With it being our first full year, we didn’t really know what to expect, but we’ve managed to keep at it and establish ourselves here in Comox. We started canning a bit earlier than expected, but that’s been a great success and, even with reduced seating in the tasting room, it’s been good through the summer. As you know we’ve been really lucky on the Island so far, but everyone’s obeying the rules and, hopefully, 2021 will be much better!
Tell me about your connection to your core beers.
The Kölsch is my baby, I wanted a tribute to Reissdorf Kölsch, the first beer I ever had. My mom is from Köln and I bought one from a vending machine on the streets of Germany at the age of 14. I tried to get it as close to the traditional ones I remember from my visits to the old country. I’m probably way off, but it is not easy getting your hands on the real thing here in Canada. We’re able to get Fruh Kölsch, but that one is not where my efforts were put on emulating. It’s our light gateway beer for the Lucky drinkers. Converting Lucky drinkers isn’t our prime directive, but we’ve seen it here and there and it does feel good to do. The Kölsch is quite delicate and was definitely my biggest challenge when converting to the 12-hec system we have.

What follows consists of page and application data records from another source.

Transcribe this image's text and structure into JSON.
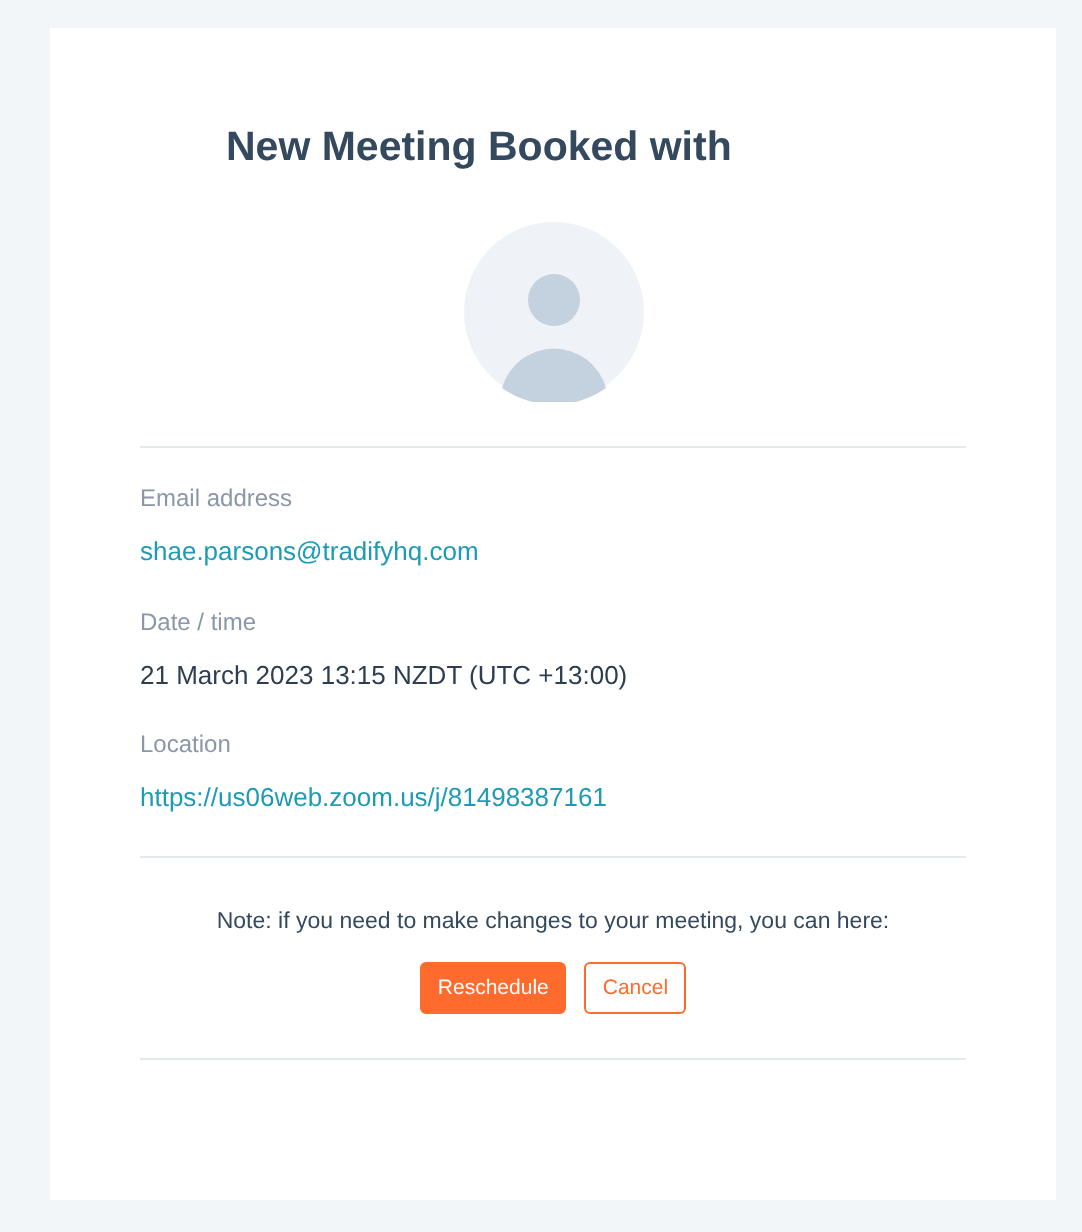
{
  "title": "New Meeting Booked with",
  "fields": [
    {
      "label": "Email address",
      "value": "shae.parsons@tradifyhq.com",
      "kind": "link"
    },
    {
      "label": "Date / time",
      "value": "21 March 2023 13:15 NZDT (UTC +13:00)",
      "kind": "text"
    },
    {
      "label": "Location",
      "value": "https://us06web.zoom.us/j/81498387161",
      "kind": "link"
    }
  ],
  "note": "Note: if you need to make changes to your meeting, you can here:",
  "buttons": [
    {
      "label": "Reschedule",
      "kind": "primary"
    },
    {
      "label": "Cancel",
      "kind": "outline"
    }
  ]
}
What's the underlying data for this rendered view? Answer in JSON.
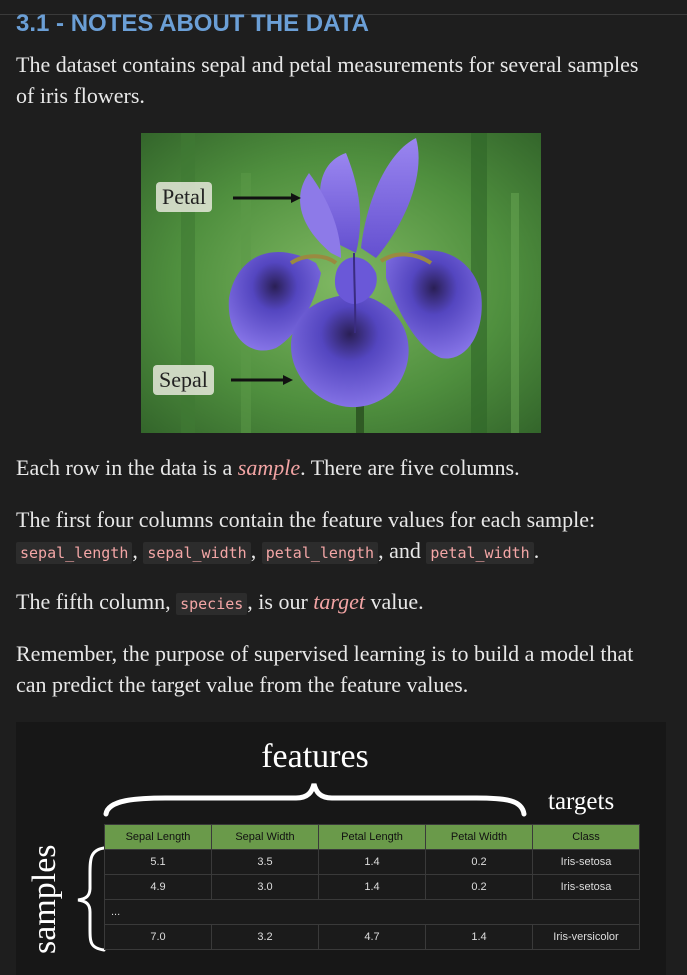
{
  "section": {
    "heading": "3.1 - NOTES ABOUT THE DATA"
  },
  "intro": "The dataset contains sepal and petal measurements for several samples of iris flowers.",
  "figure": {
    "petal_label": "Petal",
    "sepal_label": "Sepal"
  },
  "p_rows": {
    "pre": "Each row in the data is a ",
    "em": "sample",
    "post": ". There are five columns."
  },
  "p_features": {
    "pre": "The first four columns contain the feature values for each sample: ",
    "code1": "sepal_length",
    "sep1": ", ",
    "code2": "sepal_width",
    "sep2": ", ",
    "code3": "petal_length",
    "sep3": ", and ",
    "code4": "petal_width",
    "post": "."
  },
  "p_target": {
    "pre": "The fifth column, ",
    "code": "species",
    "mid": ", is our ",
    "em": "target",
    "post": " value."
  },
  "p_remember": "Remember, the purpose of supervised learning is to build a model that can predict the target value from the feature values.",
  "diagram": {
    "features_label": "features",
    "targets_label": "targets",
    "samples_label": "samples",
    "header_color": "#6a9a4a",
    "columns": [
      "Sepal Length",
      "Sepal Width",
      "Petal Length",
      "Petal Width",
      "Class"
    ],
    "rows": [
      [
        "5.1",
        "3.5",
        "1.4",
        "0.2",
        "Iris-setosa"
      ],
      [
        "4.9",
        "3.0",
        "1.4",
        "0.2",
        "Iris-setosa"
      ],
      [
        "7.0",
        "3.2",
        "4.7",
        "1.4",
        "Iris-versicolor"
      ]
    ],
    "ellipsis": "..."
  }
}
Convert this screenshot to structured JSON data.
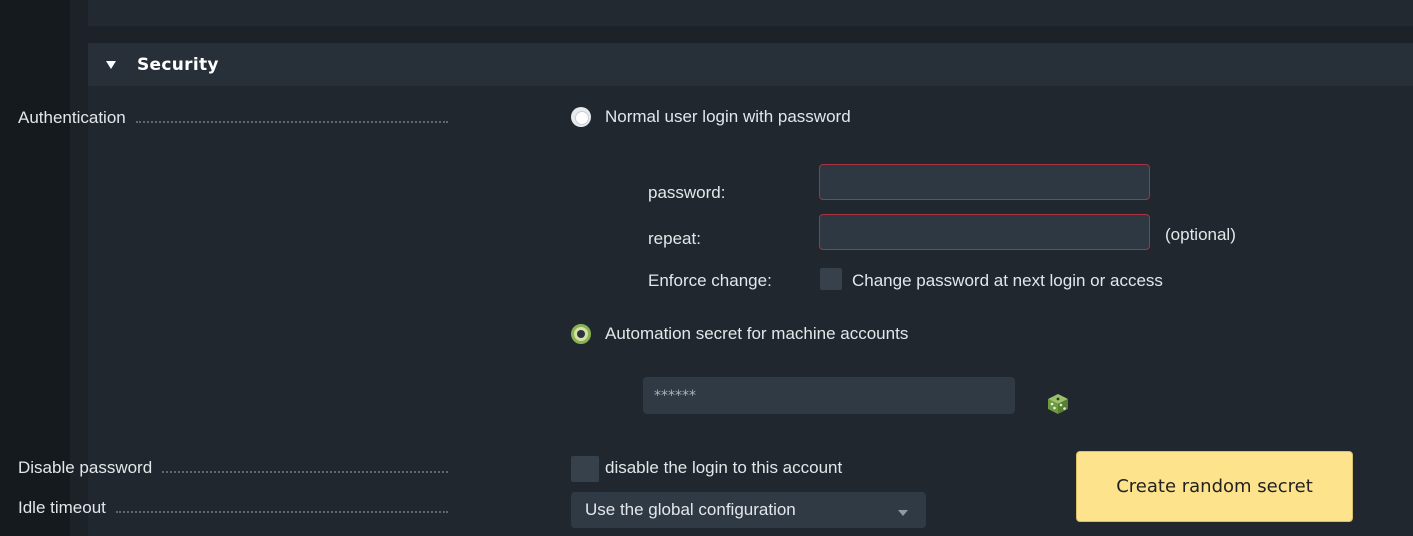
{
  "section": {
    "title": "Security"
  },
  "authentication": {
    "label": "Authentication",
    "option_password": "Normal user login with password",
    "password_label": "password:",
    "repeat_label": "repeat:",
    "optional_text": "(optional)",
    "enforce_label": "Enforce change:",
    "enforce_text": "Change password at next login or access",
    "option_automation": "Automation secret for machine accounts",
    "secret_value": "******"
  },
  "disable_password": {
    "label": "Disable password",
    "checkbox_text": "disable the login to this account"
  },
  "idle_timeout": {
    "label": "Idle timeout",
    "selected": "Use the global configuration"
  },
  "tooltip": {
    "text": "Create random secret"
  },
  "colors": {
    "accent_green": "#8ab153",
    "error_border": "#a8323f",
    "tooltip_bg": "#fce38c"
  },
  "icons": {
    "dice": "dice-icon",
    "toggle": "triangle-down-icon"
  }
}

The Schwarzbier is our dark lager—a nice and simple recipe. This was scaled up from my homebrew days and was my pride and joy on opening day. It tasted just like the way I’ve always brewed it, which brought a smile to my face. I knew I wanted a dark beer and this way it stands out from the Kölsch.
We also have our Pale and IPA. the “Noon Patrol” IPA is an homage to our friend group of surfers who sleep late and turn up long after the keeners. My intentions with this one were to go juicy, give it just enough bitterness to fit the IPA category, and drop the ABV to a modest 5.5% so it can be sessionable on a surf day. The pale ale is a throwback to the pale ales I remember drinking with my dad (A.K.A Papa Don) at the Great Canadian Beer Festival back in the day.
What’s coming down the pipe?
We’ll have our sour ready for the summer, but at the moment I’ve just put out Ginger Me Timbers, a ginger beer with Kveik yeast, which I co-designed with one of my staff members, Sydney. I encourage our staff to have beer ideas—we will design them together and release a small batch for the lounge. We wanted to have an ’80s-themed Mall party in Spring 2020, I’d still love to do that… and will one day!